    I am really on the fence about this one. I get the whole argument about “big publishing” and “follow the money” but actually trading cash to review scares me. I just feel like it’s part of our service obligation and I can foresee multiple pitfalls of trading cash for this. That said, compensating reviewers by other means should be encouraged–waivers of fees, coffee mugs, calendars, reduced meeting rates. I just think the issues are higher-order and systemic.

    Very thought-provoking piece though.

    • Regarding paying reviewers: I have to say that in the last year or two, I’ve been paid to do a few reviews (for textbook companies, and by foreign government granting agencies). Honestly, they pay much more than I would have asked for ($100-150) per review…I would have been thrilled with twenty bucks! I can’t say that those reviews were any better or worse than a review I’d normally give for a journal or NSF. I put the same amount of time and thought into them. However, where I really make an effort is in terms of timeliness. They’re paying me and asking for a fairly quick turnaround (a couple weeks), so I’ve never turned one in late. I can’t say that I have the same attitude when working for “free”.

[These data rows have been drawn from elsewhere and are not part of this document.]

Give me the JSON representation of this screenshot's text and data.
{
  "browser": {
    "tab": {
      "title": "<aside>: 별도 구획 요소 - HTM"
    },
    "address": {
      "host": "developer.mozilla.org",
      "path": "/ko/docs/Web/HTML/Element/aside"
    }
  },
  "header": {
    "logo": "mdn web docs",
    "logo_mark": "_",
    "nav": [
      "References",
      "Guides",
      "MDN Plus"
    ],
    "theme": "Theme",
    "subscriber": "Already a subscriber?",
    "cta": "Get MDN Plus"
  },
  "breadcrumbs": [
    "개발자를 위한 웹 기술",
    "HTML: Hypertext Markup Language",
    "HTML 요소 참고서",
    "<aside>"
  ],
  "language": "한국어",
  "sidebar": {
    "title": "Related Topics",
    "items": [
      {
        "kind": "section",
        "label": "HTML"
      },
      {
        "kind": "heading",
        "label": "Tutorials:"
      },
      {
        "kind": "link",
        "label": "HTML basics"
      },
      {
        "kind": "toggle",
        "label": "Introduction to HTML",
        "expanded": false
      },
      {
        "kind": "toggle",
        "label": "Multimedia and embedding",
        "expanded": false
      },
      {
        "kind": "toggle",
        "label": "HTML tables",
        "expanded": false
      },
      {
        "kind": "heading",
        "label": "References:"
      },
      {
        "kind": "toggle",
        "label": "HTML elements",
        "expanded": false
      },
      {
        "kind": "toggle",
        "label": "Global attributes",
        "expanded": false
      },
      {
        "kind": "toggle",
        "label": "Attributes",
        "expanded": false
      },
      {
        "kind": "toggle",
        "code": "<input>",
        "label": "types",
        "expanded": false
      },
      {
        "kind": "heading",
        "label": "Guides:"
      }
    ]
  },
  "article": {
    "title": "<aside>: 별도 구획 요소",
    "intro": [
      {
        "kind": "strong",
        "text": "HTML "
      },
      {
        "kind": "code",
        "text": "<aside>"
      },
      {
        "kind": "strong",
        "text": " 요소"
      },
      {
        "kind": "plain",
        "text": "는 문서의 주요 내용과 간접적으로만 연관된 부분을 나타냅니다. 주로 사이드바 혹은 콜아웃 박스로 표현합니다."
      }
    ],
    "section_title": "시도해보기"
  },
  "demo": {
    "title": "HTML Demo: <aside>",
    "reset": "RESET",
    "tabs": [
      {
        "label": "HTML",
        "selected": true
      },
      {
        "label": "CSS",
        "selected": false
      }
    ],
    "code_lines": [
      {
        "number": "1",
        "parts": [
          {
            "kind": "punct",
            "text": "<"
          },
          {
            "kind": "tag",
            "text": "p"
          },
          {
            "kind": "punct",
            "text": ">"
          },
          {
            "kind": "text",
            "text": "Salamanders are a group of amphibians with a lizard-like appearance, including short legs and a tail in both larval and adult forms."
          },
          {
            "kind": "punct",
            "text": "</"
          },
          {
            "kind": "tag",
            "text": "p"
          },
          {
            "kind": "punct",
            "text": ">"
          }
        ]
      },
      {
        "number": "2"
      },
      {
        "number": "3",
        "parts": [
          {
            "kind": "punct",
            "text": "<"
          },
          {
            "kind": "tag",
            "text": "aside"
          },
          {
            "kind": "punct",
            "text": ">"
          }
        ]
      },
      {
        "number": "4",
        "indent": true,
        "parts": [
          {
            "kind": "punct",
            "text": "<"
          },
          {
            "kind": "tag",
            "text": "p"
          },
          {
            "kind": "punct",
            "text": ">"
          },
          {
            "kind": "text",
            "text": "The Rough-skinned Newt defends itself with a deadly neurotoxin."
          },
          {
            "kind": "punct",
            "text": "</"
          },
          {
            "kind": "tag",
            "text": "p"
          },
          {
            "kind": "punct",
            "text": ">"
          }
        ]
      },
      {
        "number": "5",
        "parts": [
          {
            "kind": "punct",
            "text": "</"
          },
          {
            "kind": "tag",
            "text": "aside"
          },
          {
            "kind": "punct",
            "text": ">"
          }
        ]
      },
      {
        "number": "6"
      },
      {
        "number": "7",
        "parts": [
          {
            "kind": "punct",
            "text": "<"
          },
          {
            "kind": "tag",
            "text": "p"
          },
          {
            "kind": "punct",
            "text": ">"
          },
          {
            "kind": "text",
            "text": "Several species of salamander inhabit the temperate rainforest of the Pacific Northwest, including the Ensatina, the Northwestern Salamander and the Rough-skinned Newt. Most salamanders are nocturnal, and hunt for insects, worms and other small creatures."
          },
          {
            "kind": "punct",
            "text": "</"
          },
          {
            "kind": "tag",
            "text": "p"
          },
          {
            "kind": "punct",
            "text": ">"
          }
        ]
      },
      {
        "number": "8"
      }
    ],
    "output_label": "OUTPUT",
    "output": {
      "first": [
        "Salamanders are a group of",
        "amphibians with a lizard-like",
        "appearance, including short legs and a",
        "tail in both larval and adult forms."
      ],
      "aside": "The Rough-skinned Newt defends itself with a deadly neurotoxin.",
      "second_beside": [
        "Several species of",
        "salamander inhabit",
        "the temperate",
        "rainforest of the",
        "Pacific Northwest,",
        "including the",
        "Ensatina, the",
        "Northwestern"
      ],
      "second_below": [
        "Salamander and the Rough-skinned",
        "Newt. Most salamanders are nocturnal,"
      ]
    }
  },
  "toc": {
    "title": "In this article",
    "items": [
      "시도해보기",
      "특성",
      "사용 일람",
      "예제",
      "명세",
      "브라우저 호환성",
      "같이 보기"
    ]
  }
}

      • Yeah, same here. There should be a clear line between peer-review, scholarly journal based stuff and other. All the other stuff, should be paid. I just feel like there is a whole mess of unintended consequences that will come from paid reviews.

    • Jeff, which aspect of “recommending” are you hesitant about? The way I understood it, the “recommenders” are pretty much editors in the classical peer-review system, but with less of a technical burden, and very simple outcome (recommend / don’t recommend).
      The word “gatekeeper” is strong, but that’s the basic idea of peer-review, right? in a world of alt- everything and fake news, it is necessary to have scientists assessing a bottom-line quality for publications. One thing is sure, many of us would love to see this develop into a publication system where silly journal-specific formatting disappears, and research&teaching institutions are not hostages of big publishing companies anymore.

  2. Further to the important issue raised in a recent post here, this old post at Dynamic Ecology compares the gender balance of recently-hired N. American tenure-track ecology faculty to the gender balance of ecology postdocs, graduate students, and undergraduates: https://dynamicecology.wordpress.com/2017/10/02/newly-hired-tenure-track-n-american-asst-professors-of-ecology-are-59-women/.

    Shaw & Stanton 2012 is an excellent analysis looking at the same topic in a broad range of fields over a long period of time: http://rspb.royalsocietypublishing.org/content/279/1743/3736